Posted: September 8, 2008, 5:00 p.m. PST
By Gina Cioli/BowTie Inc./Courtesy Jessica Pineda
If one parrot screams, it might get the entire flock going.
Please give me any suggestions to stop my Meyer’s parrot from screaming! He has taught my red-bellied parrot hen to do the same. They were supposed to be quiet parrots. I try to ignore the yelling and reward the quiet, but it's not working. When they are home without me during the day, I have the radio on in their room.
Ignoring a parrot’s screaming might not reward the behavior, but it rarely stops it. Even parrots with a reputation for being quiet can become quite noisy under certain situations. Most parrots are as noisy as the environment they live in. There is no doubt that your two Poicephalus parrots are feeding off of each other’s noise. If the two birds have a strong bond with each other, since they are closely related, there is a possibility that they have formed a sexual bond with each other and some of the screaming is a result of that. To know for sure what is going on, I would need more information. For example, does the Meyer’s parrot scream when you are giving the red-bellied parrot attention? Do they scream when you are in another room or when you are with them? Do you think that they are they screaming to get your attention or to get each other’s attention?

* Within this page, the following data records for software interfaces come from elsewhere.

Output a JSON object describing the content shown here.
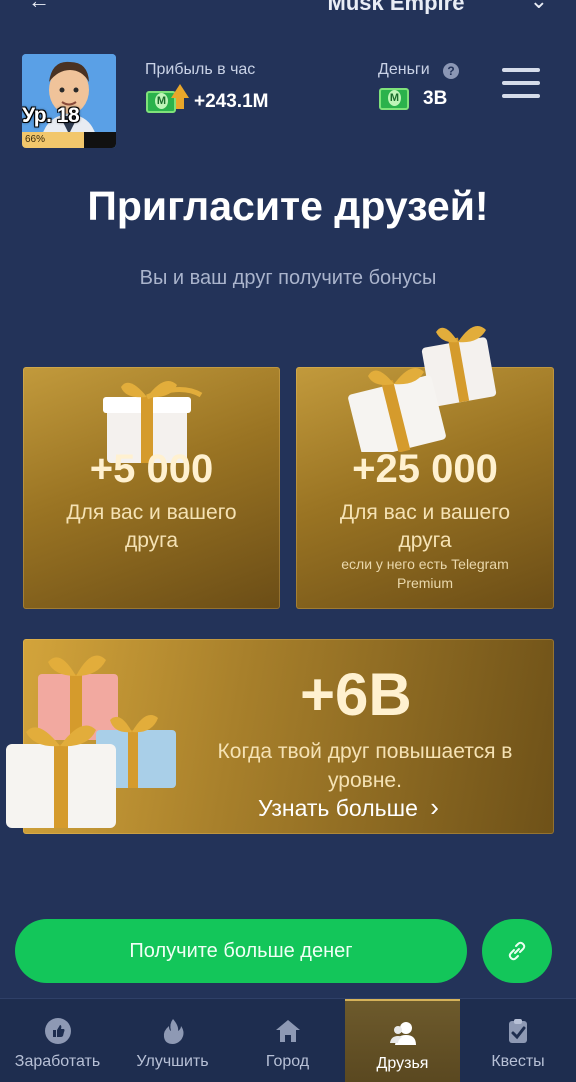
{
  "app": {
    "title": "Musk Empire",
    "left_glyph": "←",
    "right_glyph": "⌄"
  },
  "profile": {
    "level_label": "Ур. 18",
    "level_progress_text": "66%",
    "level_progress": 0.66
  },
  "stats": {
    "profit_label": "Прибыль в час",
    "profit_value": "+243.1M",
    "money_label": "Деньги",
    "money_help": "?",
    "money_value": "3B"
  },
  "main": {
    "title": "Пригласите друзей!",
    "subtitle": "Вы и ваш друг получите бонусы",
    "cards": [
      {
        "amount": "+5 000",
        "desc": "Для вас и вашего друга"
      },
      {
        "amount": "+25 000",
        "desc": "Для вас и вашего друга",
        "note": "если у него есть Telegram Premium"
      }
    ],
    "level_bonus": {
      "amount": "+6B",
      "desc": "Когда твой друг повышается в уровне.",
      "learn_more": "Узнать больше",
      "learn_more_chevron": "›"
    }
  },
  "actions": {
    "cta_label": "Получите больше денег"
  },
  "nav": {
    "items": [
      {
        "label": "Заработать",
        "icon": "thumbs-up-icon"
      },
      {
        "label": "Улучшить",
        "icon": "flame-icon"
      },
      {
        "label": "Город",
        "icon": "home-icon"
      },
      {
        "label": "Друзья",
        "icon": "friends-icon"
      },
      {
        "label": "Квесты",
        "icon": "clipboard-check-icon"
      }
    ],
    "active_index": 3
  },
  "colors": {
    "background": "#233359",
    "accent_green": "#13c65a",
    "gold": "#c29a3c"
  }
}
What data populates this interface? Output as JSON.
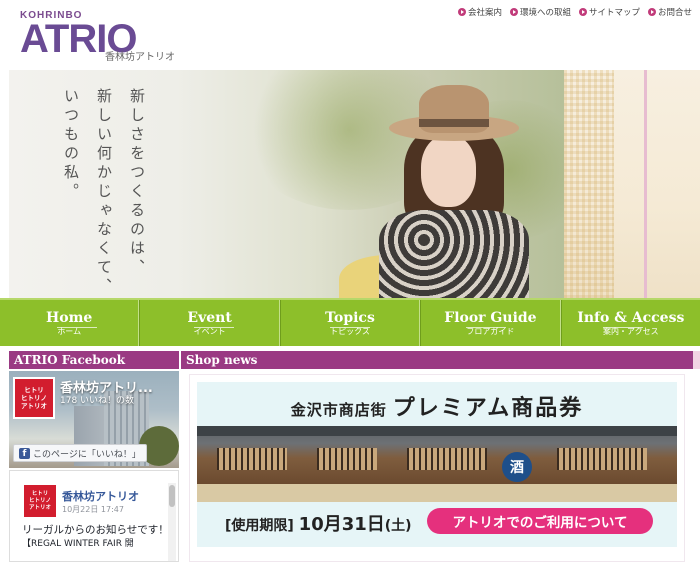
{
  "header": {
    "logo_small": "KOHRINBO",
    "logo_big": "ATRIO",
    "logo_ja": "香林坊アトリオ"
  },
  "util_nav": [
    {
      "label": "会社案内"
    },
    {
      "label": "環境への取組"
    },
    {
      "label": "サイトマップ"
    },
    {
      "label": "お問合せ"
    }
  ],
  "hero": {
    "lines": [
      "新しさをつくるのは、",
      "新しい何かじゃなくて、",
      "いつもの私。"
    ]
  },
  "nav": [
    {
      "en": "Home",
      "ja": "ホーム"
    },
    {
      "en": "Event",
      "ja": "イベント"
    },
    {
      "en": "Topics",
      "ja": "トピックス"
    },
    {
      "en": "Floor Guide",
      "ja": "フロアガイド"
    },
    {
      "en": "Info & Access",
      "ja": "案内・アクセス"
    }
  ],
  "facebook": {
    "heading": "ATRIO Facebook",
    "page_name": "香林坊アトリ...",
    "likes": "178 いいね！の数",
    "like_button": "このページに「いいね！」",
    "avatar_text": [
      "ヒトリ",
      "ヒトリノ",
      "アトリオ"
    ],
    "post": {
      "name": "香林坊アトリオ",
      "time": "10月22日 17:47",
      "text": "リーガルからのお知らせです！",
      "text2": "【REGAL WINTER FAIR 開"
    }
  },
  "shop_news": {
    "heading": "Shop news",
    "banner_sub": "金沢市商店街",
    "banner_title": "プレミアム商品券",
    "sake": "酒",
    "expire_label": "[使用期限]",
    "expire_date": "10月31日",
    "expire_day": "(土)",
    "cta": "アトリオでのご利用について"
  },
  "colors": {
    "brand_purple": "#6a4b94",
    "nav_green": "#8dbf2a",
    "heading_magenta": "#9a3a83",
    "cta_pink": "#e5307d"
  }
}
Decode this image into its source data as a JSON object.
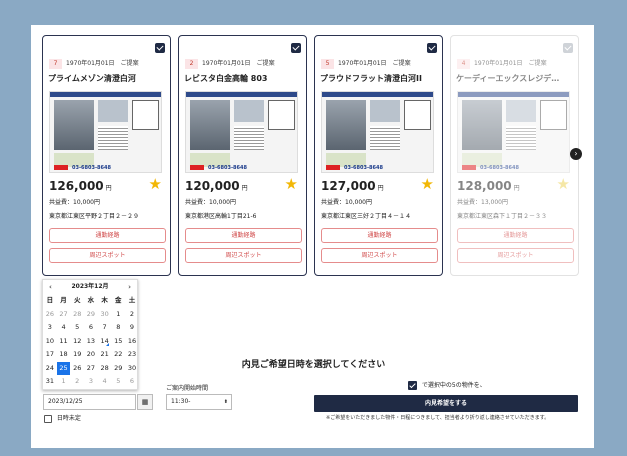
{
  "cards": [
    {
      "num": "7",
      "date": "1970年01月01日",
      "tag": "ご提案",
      "name": "プライムメゾン清澄白河",
      "price": "126,000",
      "yen": "円",
      "fee": "共益費：10,000円",
      "address": "東京都江東区平野２丁目２－２９",
      "route_label": "通勤経路",
      "spot_label": "周辺スポット",
      "phone": "03-6803-8648",
      "faded": false
    },
    {
      "num": "2",
      "date": "1970年01月01日",
      "tag": "ご提案",
      "name": "レビスタ白金高輪 803",
      "price": "120,000",
      "yen": "円",
      "fee": "共益費：10,000円",
      "address": "東京都港区高輪1丁目21-6",
      "route_label": "通勤経路",
      "spot_label": "周辺スポット",
      "phone": "03-6803-8648",
      "faded": false
    },
    {
      "num": "5",
      "date": "1970年01月01日",
      "tag": "ご提案",
      "name": "プラウドフラット清澄白河II",
      "price": "127,000",
      "yen": "円",
      "fee": "共益費：10,000円",
      "address": "東京都江東区三好２丁目４－１４",
      "route_label": "通勤経路",
      "spot_label": "周辺スポット",
      "phone": "03-6803-8648",
      "faded": false
    },
    {
      "num": "4",
      "date": "1970年01月01日",
      "tag": "ご提案",
      "name": "ケーディーエックスレジデ…",
      "price": "128,000",
      "yen": "円",
      "fee": "共益費：13,000円",
      "address": "東京都江東区森下１丁目２－３３",
      "route_label": "通勤経路",
      "spot_label": "周辺スポット",
      "phone": "03-6803-8648",
      "faded": true
    }
  ],
  "schedule": {
    "title": "内見ご希望日時を選択してください",
    "time_label": "ご案内開始時間",
    "date_value": "2023/12/25",
    "time_value": "11:30-",
    "undecided_label": "日時未定",
    "confirm_label": "で選択中の5の物件を、",
    "submit_label": "内見希望をする",
    "note": "※ご希望をいただきました物件・日程につきまして、担当者より折り返し連絡させていただきます。"
  },
  "calendar": {
    "header": "2023年12月",
    "weekdays": [
      "日",
      "月",
      "火",
      "水",
      "木",
      "金",
      "土"
    ],
    "rows": [
      [
        "26",
        "27",
        "28",
        "29",
        "30",
        "1",
        "2"
      ],
      [
        "3",
        "4",
        "5",
        "6",
        "7",
        "8",
        "9"
      ],
      [
        "10",
        "11",
        "12",
        "13",
        "14",
        "15",
        "16"
      ],
      [
        "17",
        "18",
        "19",
        "20",
        "21",
        "22",
        "23"
      ],
      [
        "24",
        "25",
        "26",
        "27",
        "28",
        "29",
        "30"
      ],
      [
        "31",
        "1",
        "2",
        "3",
        "4",
        "5",
        "6"
      ]
    ],
    "selected": "25",
    "today": "14"
  },
  "colors": {
    "navy": "#1f2a44",
    "accent_red": "#d04848",
    "star": "#f2b705",
    "page_bg": "#8aa9c4",
    "selected_day": "#1a73e8"
  }
}
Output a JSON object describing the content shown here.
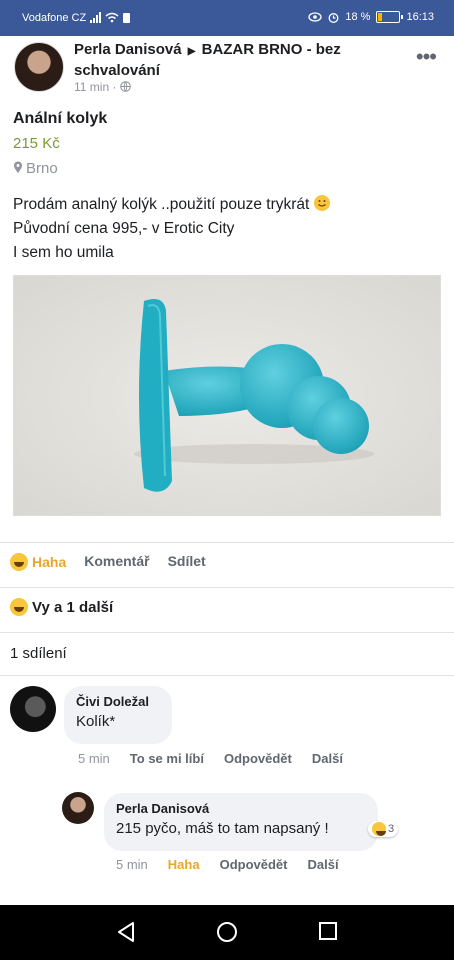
{
  "status_bar": {
    "carrier": "Vodafone CZ",
    "battery": "18 %",
    "time": "16:13"
  },
  "post": {
    "author": "Perla Danisová",
    "group": "BAZAR BRNO - bez schvalování",
    "time": "11 min",
    "title": "Anální kolyk",
    "price": "215 Kč",
    "location": "Brno",
    "body_lines": [
      "Prodám analný kolýk ..použití pouze trykrát",
      "Původní cena 995,- v Erotic City",
      "I sem ho umila"
    ]
  },
  "actions": {
    "haha": "Haha",
    "comment": "Komentář",
    "share": "Sdílet"
  },
  "reactions": {
    "text": "Vy a 1 další"
  },
  "shares": {
    "text": "1 sdílení"
  },
  "comments": [
    {
      "author": "Čivi Doležal",
      "text": "Kolík*",
      "time": "5 min",
      "like": "To se mi líbí",
      "reply": "Odpovědět",
      "more": "Další"
    },
    {
      "author": "Perla Danisová",
      "text": "215 pyčo, máš to tam napsaný !",
      "time": "5 min",
      "reaction": "Haha",
      "reply": "Odpovědět",
      "more": "Další",
      "reaction_count": "3"
    }
  ],
  "colors": {
    "brand": "#3b5998",
    "haha": "#e8a62b",
    "price": "#7a9a3a"
  }
}
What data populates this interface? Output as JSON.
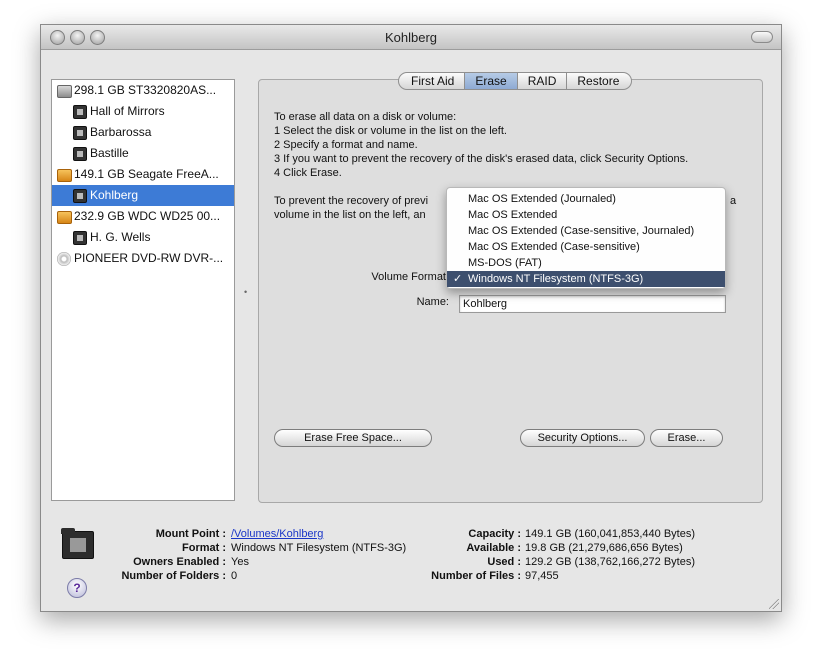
{
  "window": {
    "title": "Kohlberg"
  },
  "sidebar": {
    "items": [
      {
        "label": "298.1 GB ST3320820AS...",
        "icon": "hard-disk-icon",
        "level": 0
      },
      {
        "label": "Hall of Mirrors",
        "icon": "volume-icon",
        "level": 1
      },
      {
        "label": "Barbarossa",
        "icon": "volume-icon",
        "level": 1
      },
      {
        "label": "Bastille",
        "icon": "volume-icon",
        "level": 1
      },
      {
        "label": "149.1 GB Seagate FreeA...",
        "icon": "external-disk-icon",
        "level": 0
      },
      {
        "label": "Kohlberg",
        "icon": "volume-icon",
        "level": 1,
        "selected": true
      },
      {
        "label": "232.9 GB WDC WD25 00...",
        "icon": "external-disk-icon",
        "level": 0
      },
      {
        "label": "H. G. Wells",
        "icon": "volume-icon",
        "level": 1
      },
      {
        "label": "PIONEER DVD-RW DVR-...",
        "icon": "optical-drive-icon",
        "level": 0
      }
    ]
  },
  "tabs": [
    "First Aid",
    "Erase",
    "RAID",
    "Restore"
  ],
  "active_tab": "Erase",
  "instructions": {
    "line1": "To erase all data on a disk or volume:",
    "line2": "1 Select the disk or volume in the list on the left.",
    "line3": "2 Specify a format and name.",
    "line4": "3 If you want to prevent the recovery of the disk's erased data, click Security Options.",
    "line5": "4 Click Erase.",
    "prevent_line1": "To prevent the recovery of previ",
    "prevent_line1_tail": "a",
    "prevent_line2": "volume in the list on the left, an"
  },
  "form": {
    "volume_format_label": "Volume Format",
    "name_label": "Name:",
    "name_value": "Kohlberg"
  },
  "format_menu": {
    "check_mark": "✓",
    "options": [
      "Mac OS Extended (Journaled)",
      "Mac OS Extended",
      "Mac OS Extended (Case-sensitive, Journaled)",
      "Mac OS Extended (Case-sensitive)",
      "MS-DOS (FAT)",
      "Windows NT Filesystem (NTFS-3G)"
    ],
    "selected": "Windows NT Filesystem (NTFS-3G)"
  },
  "buttons": {
    "erase_free_space": "Erase Free Space...",
    "security_options": "Security Options...",
    "erase": "Erase..."
  },
  "info": {
    "mount_point_label": "Mount Point :",
    "mount_point_value": "/Volumes/Kohlberg",
    "format_label": "Format :",
    "format_value": "Windows NT Filesystem (NTFS-3G)",
    "owners_label": "Owners Enabled :",
    "owners_value": "Yes",
    "folders_label": "Number of Folders :",
    "folders_value": "0",
    "capacity_label": "Capacity :",
    "capacity_value": "149.1 GB (160,041,853,440 Bytes)",
    "available_label": "Available :",
    "available_value": "19.8 GB (21,279,686,656 Bytes)",
    "used_label": "Used :",
    "used_value": "129.2 GB (138,762,166,272 Bytes)",
    "files_label": "Number of Files :",
    "files_value": "97,455"
  },
  "help_glyph": "?"
}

Without knowing the answer to these questions, I recommend that you spend time with each bird individually teaching it a few positive basic behaviors. An easy one would be to teach the birds to spread their wings on cue. There are two ways to do this. The first is to watch them carefully and every time you see one of them spread its wings to stretch, say “Eagle Boy” or anything that you think is appropriate for the behavior. The other is to have one of the birds on your finger and move your hand up or down so that it flaps its wings and then say the command. The reason I recommend this type of positive interaction is because when one of the birds is screaming, you can use the cue to distract it from screaming, and then when it does the wing spread, you can reward the bird with lavish praise. This may take some time to train the bird to this behavior, but it will be far more effective in the long run to change the screaming behavior than rewarding the negative behavior with a quick-fix type punishment.
Another idea is to lower the energy of the birds when they are screaming. The vast majority of pet birds are very empathic and mimic our moods. If they start screaming and you become agitated by the noise, chances are the screaming will worsen. However, if you walk over to the cage without making eye contact and slow yourself way down by lowering your head and taking a few deep breaths, they will most likely match your energy. Another way that often works is for you to quietly hum, whisper or whistle without looking at them. When my caique, Spike gets would up and starts his repetitive beeping, I start whistling “Over the Rainbow” and he starts whistling with me immediately, even if I am across the room ignoring him.